Earlier in this thread, at Reply 9 at http://www.pizzamaking.com/forum/index.php/topic,6758.msg58413.html#msg58413
, in response to a post by marc (widespreadpizza), there was a discussion of a supposed "mysterious ingredient" use in the Papa John's dough. Off and on, including recently at the thread at http://www.pizzamaking.com/forum/index.php/topic,13725.msg137596.html#msg137596
, there have been other attempts to resolve the mystery. As I noted earlier today at Reply 11 in that thread, I believe I have solved the mystery.
Solving the mystery was actually quite simple. I just called Papa John's, at the telephone number (1-888-404-7537) that I have used before to speak to someone at PJs about their products. I ended up being connected to Diane Helms. I had spoken to her before and assumed that she was just a customer service rep but one with a good working knowledge of the ingredients that go into their products and the related nutrition information. As it turns out, she is the PJ manager of domestic R&D. I even later found a photo of her at http://www.dnj.com/article/B2/20110507/BUSINESS/305080035/Papa-John-s-gains-heat-up-pizza-race

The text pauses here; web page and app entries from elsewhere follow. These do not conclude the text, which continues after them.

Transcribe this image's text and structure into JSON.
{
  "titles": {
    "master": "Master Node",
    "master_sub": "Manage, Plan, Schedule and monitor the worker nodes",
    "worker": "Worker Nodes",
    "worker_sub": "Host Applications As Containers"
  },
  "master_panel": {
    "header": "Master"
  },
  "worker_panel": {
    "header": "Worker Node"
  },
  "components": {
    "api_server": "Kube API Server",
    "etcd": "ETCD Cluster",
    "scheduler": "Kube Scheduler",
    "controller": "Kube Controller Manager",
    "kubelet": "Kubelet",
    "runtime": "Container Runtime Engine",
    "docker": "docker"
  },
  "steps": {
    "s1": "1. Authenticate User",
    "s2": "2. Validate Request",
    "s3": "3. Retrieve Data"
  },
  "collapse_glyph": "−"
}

. (Note: See EDIT below for a working link of a photo of Ms. Helms).
I asked Diane about the reference by John Schnatter (the founder and CEO of PJs) in the PJ Facebook video at
to a particular kind of seed used to make the PJ flour. As previously noted, the reference is at about 3:15 in the video. I asked Diane what John Schnatter was saying about that seed. She said it is the Platte River seed. She went on to explain that that seed was developed specifically for PJs in order to achieve a particular flavor in the finished crust, a point she emphasized a few times during our conversation. The flour itself is a proprietary flour that is milled specifically for PJs, and whichever miller does the milling for PJs is not permitted to sell the flour to anyone else. It is exclusive to PJs. Diane believes that the name Platte River was given to the flour by people who were involved in coming up with the particular seed used to make the flour. It is not something that someone can go and ask for and expect to end up with the PJ flour. For what it is worth, a quick Google search shows that there is apparently a Platte River in Nebraska. Nebraska happens to be one of the growing areas for hard red spring wheat.
I also asked Diane about the protein content of the PJ flour. I specifically mentioned that at one time PJs promoted their flour as being a "high-gluten" flour. She said that that was still true. When I said that to me "high gluten" meant around 14% protein, she said "Well, it isn't quite that high". As I have mentioned before, I have suspected that PJ's flour was in the 13.0-14% range. I think that that may also be true of many of the large pizza chains. For one thing, it tends to lend itself better to a delivery type pizza than a pure high-gluten flour that can lead to an overly chewy and leathery crust when it cools down during delivery.
EDIT (8/10/12): For a replacement link showing a photo of Ms. Helms, see http://www.comparechains.com/team/